EXERCISE GOAL: Each line below with the string "Scoring" should be copied.

[Component data from apps and pages]
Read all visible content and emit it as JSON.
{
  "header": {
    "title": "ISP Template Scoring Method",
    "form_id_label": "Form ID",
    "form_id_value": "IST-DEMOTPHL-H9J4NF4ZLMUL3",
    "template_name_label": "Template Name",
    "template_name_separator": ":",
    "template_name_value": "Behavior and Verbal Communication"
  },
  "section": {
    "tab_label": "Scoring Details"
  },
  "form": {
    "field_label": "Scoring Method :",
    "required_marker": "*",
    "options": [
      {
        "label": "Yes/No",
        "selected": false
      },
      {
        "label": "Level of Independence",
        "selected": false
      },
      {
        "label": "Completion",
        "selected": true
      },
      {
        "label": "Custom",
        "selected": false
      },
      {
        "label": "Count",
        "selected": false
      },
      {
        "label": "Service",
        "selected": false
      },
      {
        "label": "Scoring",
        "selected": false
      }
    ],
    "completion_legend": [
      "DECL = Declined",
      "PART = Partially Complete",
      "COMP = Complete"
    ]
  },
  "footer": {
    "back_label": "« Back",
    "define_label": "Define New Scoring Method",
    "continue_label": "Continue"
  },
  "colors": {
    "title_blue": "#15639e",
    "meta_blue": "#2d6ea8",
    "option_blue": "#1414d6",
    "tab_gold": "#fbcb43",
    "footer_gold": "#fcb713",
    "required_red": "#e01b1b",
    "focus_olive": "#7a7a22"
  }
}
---
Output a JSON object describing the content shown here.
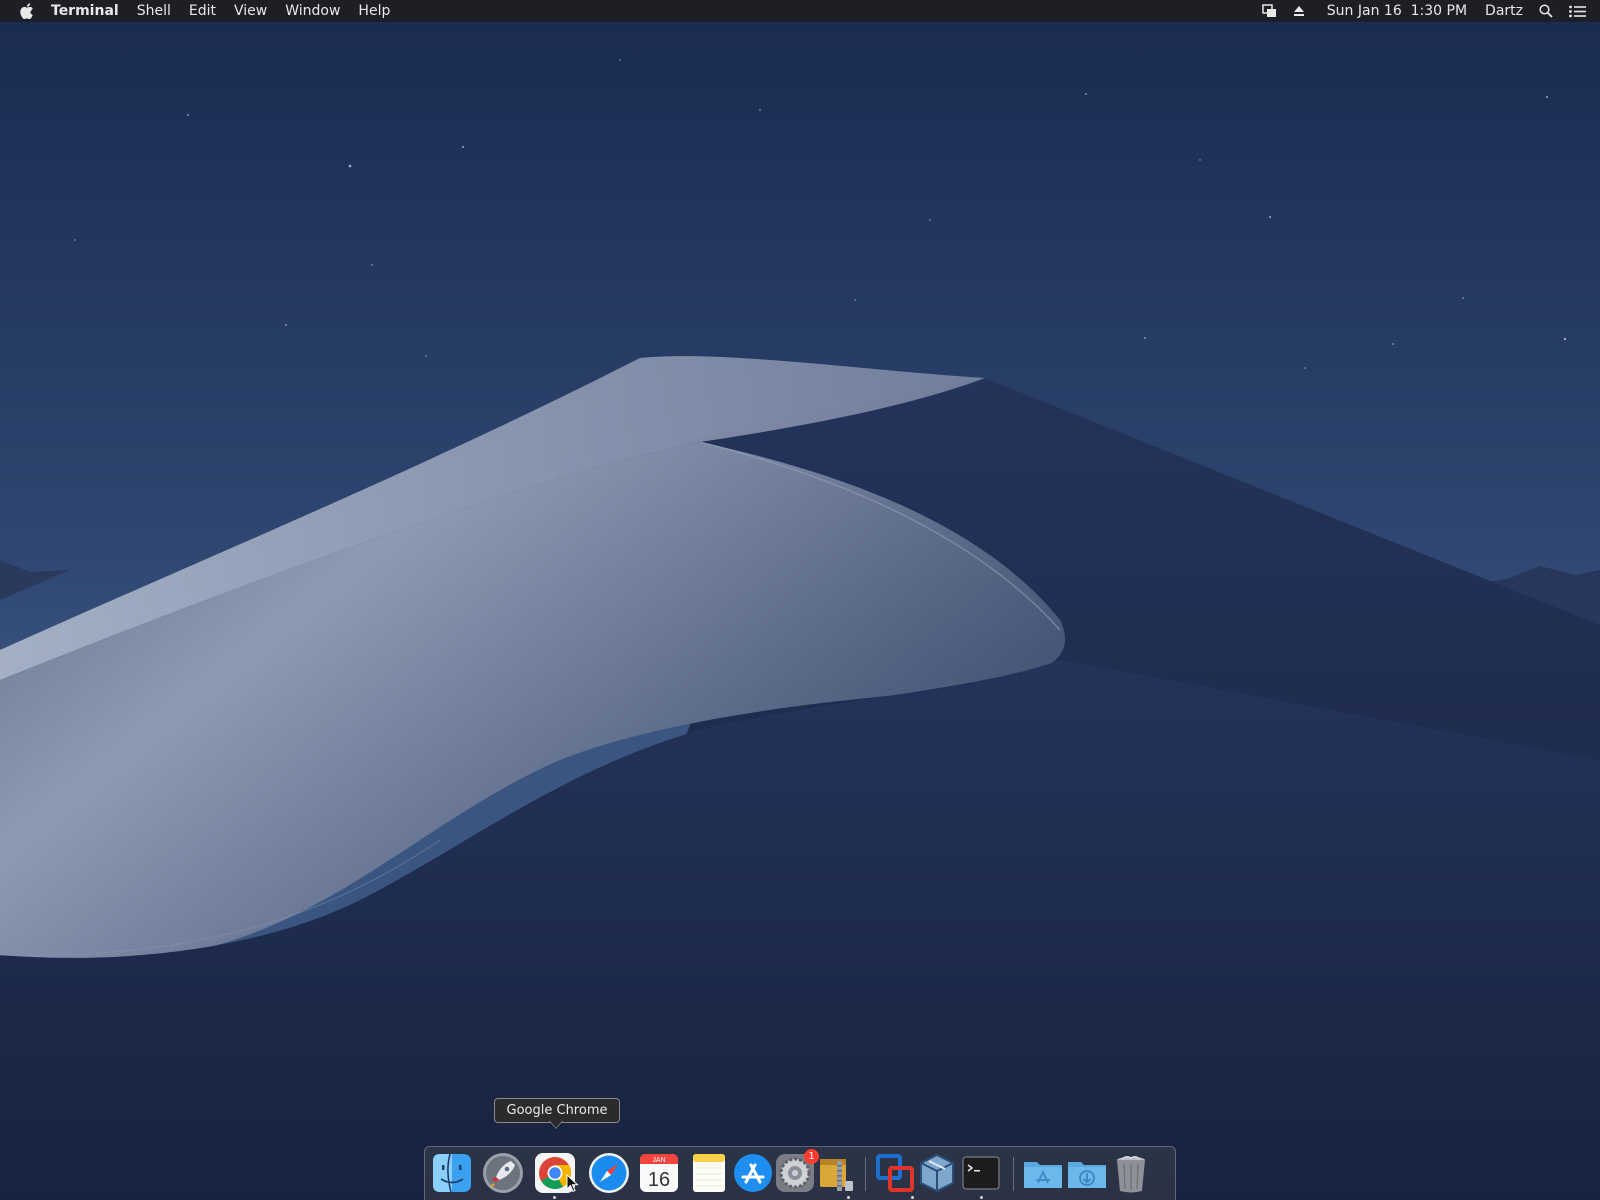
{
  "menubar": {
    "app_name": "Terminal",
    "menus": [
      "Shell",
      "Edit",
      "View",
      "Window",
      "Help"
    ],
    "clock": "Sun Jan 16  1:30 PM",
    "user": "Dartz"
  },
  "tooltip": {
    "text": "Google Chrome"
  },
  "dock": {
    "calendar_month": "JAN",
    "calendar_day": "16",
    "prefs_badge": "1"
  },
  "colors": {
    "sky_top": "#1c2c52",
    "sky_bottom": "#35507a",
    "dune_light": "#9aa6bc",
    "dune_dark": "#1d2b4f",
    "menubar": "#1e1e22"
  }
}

EXPECTED ANSWER:
    "title": "ISP Template Scoring Method",
    "tab_label": "Scoring Details"
    "field_label": "Scoring Method :",
        "label": "Scoring",
    "define_label": "Define New Scoring Method",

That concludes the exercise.